■ TASK REQUIREMENTS: Apart from the images, reproduce all of the data word for word.

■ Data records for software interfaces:
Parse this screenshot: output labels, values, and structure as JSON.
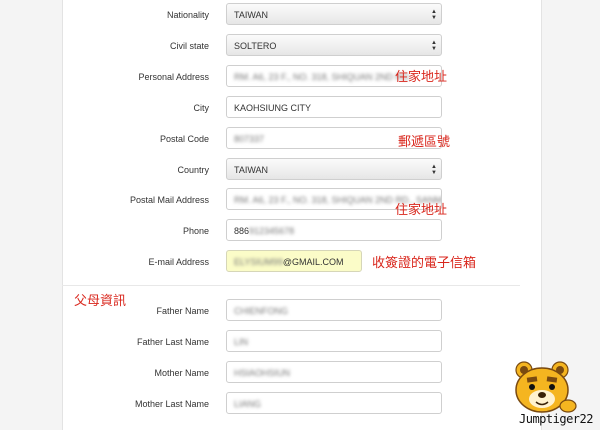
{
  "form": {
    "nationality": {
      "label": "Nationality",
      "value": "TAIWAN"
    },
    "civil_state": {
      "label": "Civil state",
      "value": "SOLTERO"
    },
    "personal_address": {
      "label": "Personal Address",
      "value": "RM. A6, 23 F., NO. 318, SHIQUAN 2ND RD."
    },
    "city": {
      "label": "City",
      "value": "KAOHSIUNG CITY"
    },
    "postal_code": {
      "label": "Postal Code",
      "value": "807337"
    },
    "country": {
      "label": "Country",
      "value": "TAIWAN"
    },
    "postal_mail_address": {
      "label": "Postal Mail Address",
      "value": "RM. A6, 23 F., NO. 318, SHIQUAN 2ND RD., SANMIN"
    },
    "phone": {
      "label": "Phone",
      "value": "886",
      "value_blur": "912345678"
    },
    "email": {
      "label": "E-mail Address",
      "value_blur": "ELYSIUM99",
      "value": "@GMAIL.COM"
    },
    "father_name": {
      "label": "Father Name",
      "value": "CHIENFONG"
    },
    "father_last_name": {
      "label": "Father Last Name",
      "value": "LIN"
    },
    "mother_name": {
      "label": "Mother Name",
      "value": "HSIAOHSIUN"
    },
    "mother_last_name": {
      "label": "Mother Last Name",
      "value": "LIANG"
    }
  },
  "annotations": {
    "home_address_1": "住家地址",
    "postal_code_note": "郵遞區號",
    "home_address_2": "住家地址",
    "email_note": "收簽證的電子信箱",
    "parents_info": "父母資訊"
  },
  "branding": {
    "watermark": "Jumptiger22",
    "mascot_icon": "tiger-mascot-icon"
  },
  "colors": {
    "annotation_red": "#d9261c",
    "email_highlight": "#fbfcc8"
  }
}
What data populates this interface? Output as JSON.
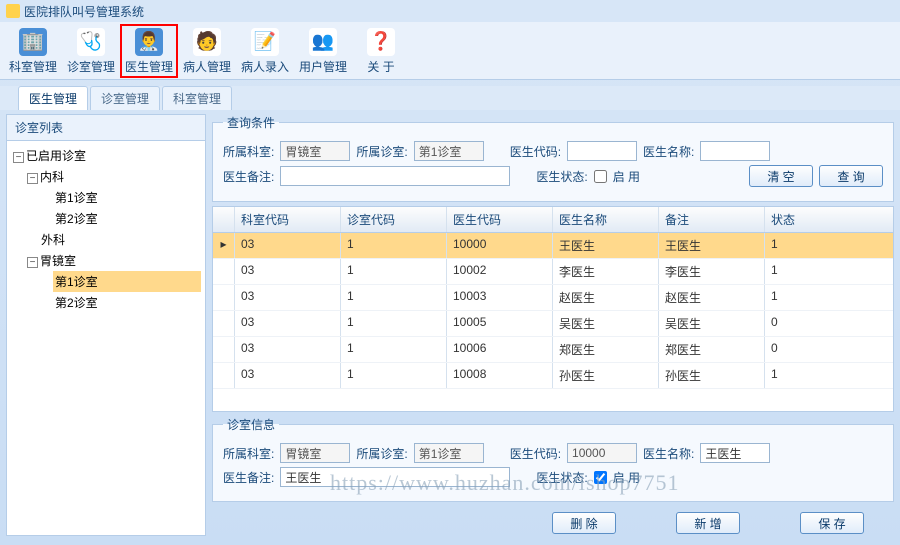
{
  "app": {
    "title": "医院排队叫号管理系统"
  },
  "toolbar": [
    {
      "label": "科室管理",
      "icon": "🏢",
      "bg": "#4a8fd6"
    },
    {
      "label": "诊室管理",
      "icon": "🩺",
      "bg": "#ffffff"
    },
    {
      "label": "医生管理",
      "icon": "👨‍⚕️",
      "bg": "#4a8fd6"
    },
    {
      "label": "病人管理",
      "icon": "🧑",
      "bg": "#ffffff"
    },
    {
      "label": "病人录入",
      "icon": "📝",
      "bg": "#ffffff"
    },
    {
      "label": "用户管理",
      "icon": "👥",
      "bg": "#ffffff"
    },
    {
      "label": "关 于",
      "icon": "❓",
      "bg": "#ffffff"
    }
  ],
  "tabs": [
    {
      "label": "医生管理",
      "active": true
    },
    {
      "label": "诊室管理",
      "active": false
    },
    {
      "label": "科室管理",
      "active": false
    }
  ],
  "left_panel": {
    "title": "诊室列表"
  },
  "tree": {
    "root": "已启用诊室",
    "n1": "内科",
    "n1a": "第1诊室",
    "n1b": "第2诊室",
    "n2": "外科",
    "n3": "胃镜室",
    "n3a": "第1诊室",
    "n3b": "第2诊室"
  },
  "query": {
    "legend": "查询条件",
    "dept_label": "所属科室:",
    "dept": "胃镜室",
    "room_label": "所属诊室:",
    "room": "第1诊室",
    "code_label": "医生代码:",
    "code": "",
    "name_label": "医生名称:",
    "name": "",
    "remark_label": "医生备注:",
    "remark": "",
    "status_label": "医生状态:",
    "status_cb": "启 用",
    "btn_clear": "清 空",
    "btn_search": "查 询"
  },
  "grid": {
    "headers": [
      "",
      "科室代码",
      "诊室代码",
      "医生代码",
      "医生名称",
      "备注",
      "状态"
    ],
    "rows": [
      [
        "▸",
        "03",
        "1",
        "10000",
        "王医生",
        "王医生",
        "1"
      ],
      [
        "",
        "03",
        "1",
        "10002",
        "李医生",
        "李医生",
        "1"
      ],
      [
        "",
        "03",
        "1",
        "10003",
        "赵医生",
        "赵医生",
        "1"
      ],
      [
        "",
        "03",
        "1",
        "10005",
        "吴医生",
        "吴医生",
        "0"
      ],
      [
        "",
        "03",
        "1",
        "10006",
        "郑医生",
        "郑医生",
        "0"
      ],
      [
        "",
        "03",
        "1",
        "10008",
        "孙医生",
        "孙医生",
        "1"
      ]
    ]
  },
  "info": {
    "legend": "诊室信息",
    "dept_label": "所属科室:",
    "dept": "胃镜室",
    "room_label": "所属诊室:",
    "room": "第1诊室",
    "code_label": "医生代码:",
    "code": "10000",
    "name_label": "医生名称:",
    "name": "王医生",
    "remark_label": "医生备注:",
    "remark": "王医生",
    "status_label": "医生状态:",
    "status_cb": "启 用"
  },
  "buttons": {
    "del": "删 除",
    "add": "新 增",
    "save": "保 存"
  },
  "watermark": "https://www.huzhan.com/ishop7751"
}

■ EXERCISE RESPONSE:
Parse this screenshot: output labels, values, and structure as JSON.
{
  "form": {
    "nationality": {
      "label": "Nationality",
      "value": "TAIWAN"
    },
    "civil_state": {
      "label": "Civil state",
      "value": "SOLTERO"
    },
    "personal_address": {
      "label": "Personal Address",
      "value": "RM. A6, 23 F., NO. 318, SHIQUAN 2ND RD."
    },
    "city": {
      "label": "City",
      "value": "KAOHSIUNG CITY"
    },
    "postal_code": {
      "label": "Postal Code",
      "value": "807337"
    },
    "country": {
      "label": "Country",
      "value": "TAIWAN"
    },
    "postal_mail_address": {
      "label": "Postal Mail Address",
      "value": "RM. A6, 23 F., NO. 318, SHIQUAN 2ND RD., SANMIN"
    },
    "phone": {
      "label": "Phone",
      "value": "886",
      "value_blur": "912345678"
    },
    "email": {
      "label": "E-mail Address",
      "value_blur": "ELYSIUM99",
      "value": "@GMAIL.COM"
    },
    "father_name": {
      "label": "Father Name",
      "value": "CHIENFONG"
    },
    "father_last_name": {
      "label": "Father Last Name",
      "value": "LIN"
    },
    "mother_name": {
      "label": "Mother Name",
      "value": "HSIAOHSIUN"
    },
    "mother_last_name": {
      "label": "Mother Last Name",
      "value": "LIANG"
    }
  },
  "annotations": {
    "home_address_1": "住家地址",
    "postal_code_note": "郵遞區號",
    "home_address_2": "住家地址",
    "email_note": "收簽證的電子信箱",
    "parents_info": "父母資訊"
  },
  "branding": {
    "watermark": "Jumptiger22",
    "mascot_icon": "tiger-mascot-icon"
  },
  "colors": {
    "annotation_red": "#d9261c",
    "email_highlight": "#fbfcc8"
  }
}
What data populates this interface? Output as JSON.
{
  "app": {
    "title": "医院排队叫号管理系统"
  },
  "toolbar": [
    {
      "label": "科室管理",
      "icon": "🏢",
      "bg": "#4a8fd6"
    },
    {
      "label": "诊室管理",
      "icon": "🩺",
      "bg": "#ffffff"
    },
    {
      "label": "医生管理",
      "icon": "👨‍⚕️",
      "bg": "#4a8fd6"
    },
    {
      "label": "病人管理",
      "icon": "🧑",
      "bg": "#ffffff"
    },
    {
      "label": "病人录入",
      "icon": "📝",
      "bg": "#ffffff"
    },
    {
      "label": "用户管理",
      "icon": "👥",
      "bg": "#ffffff"
    },
    {
      "label": "关 于",
      "icon": "❓",
      "bg": "#ffffff"
    }
  ],
  "tabs": [
    {
      "label": "医生管理",
      "active": true
    },
    {
      "label": "诊室管理",
      "active": false
    },
    {
      "label": "科室管理",
      "active": false
    }
  ],
  "left_panel": {
    "title": "诊室列表"
  },
  "tree": {
    "root": "已启用诊室",
    "n1": "内科",
    "n1a": "第1诊室",
    "n1b": "第2诊室",
    "n2": "外科",
    "n3": "胃镜室",
    "n3a": "第1诊室",
    "n3b": "第2诊室"
  },
  "query": {
    "legend": "查询条件",
    "dept_label": "所属科室:",
    "dept": "胃镜室",
    "room_label": "所属诊室:",
    "room": "第1诊室",
    "code_label": "医生代码:",
    "code": "",
    "name_label": "医生名称:",
    "name": "",
    "remark_label": "医生备注:",
    "remark": "",
    "status_label": "医生状态:",
    "status_cb": "启 用",
    "btn_clear": "清 空",
    "btn_search": "查 询"
  },
  "grid": {
    "headers": [
      "",
      "科室代码",
      "诊室代码",
      "医生代码",
      "医生名称",
      "备注",
      "状态"
    ],
    "rows": [
      [
        "▸",
        "03",
        "1",
        "10000",
        "王医生",
        "王医生",
        "1"
      ],
      [
        "",
        "03",
        "1",
        "10002",
        "李医生",
        "李医生",
        "1"
      ],
      [
        "",
        "03",
        "1",
        "10003",
        "赵医生",
        "赵医生",
        "1"
      ],
      [
        "",
        "03",
        "1",
        "10005",
        "吴医生",
        "吴医生",
        "0"
      ],
      [
        "",
        "03",
        "1",
        "10006",
        "郑医生",
        "郑医生",
        "0"
      ],
      [
        "",
        "03",
        "1",
        "10008",
        "孙医生",
        "孙医生",
        "1"
      ]
    ]
  },
  "info": {
    "legend": "诊室信息",
    "dept_label": "所属科室:",
    "dept": "胃镜室",
    "room_label": "所属诊室:",
    "room": "第1诊室",
    "code_label": "医生代码:",
    "code": "10000",
    "name_label": "医生名称:",
    "name": "王医生",
    "remark_label": "医生备注:",
    "remark": "王医生",
    "status_label": "医生状态:",
    "status_cb": "启 用"
  },
  "buttons": {
    "del": "删 除",
    "add": "新 增",
    "save": "保 存"
  },
  "watermark": "https://www.huzhan.com/ishop7751"
}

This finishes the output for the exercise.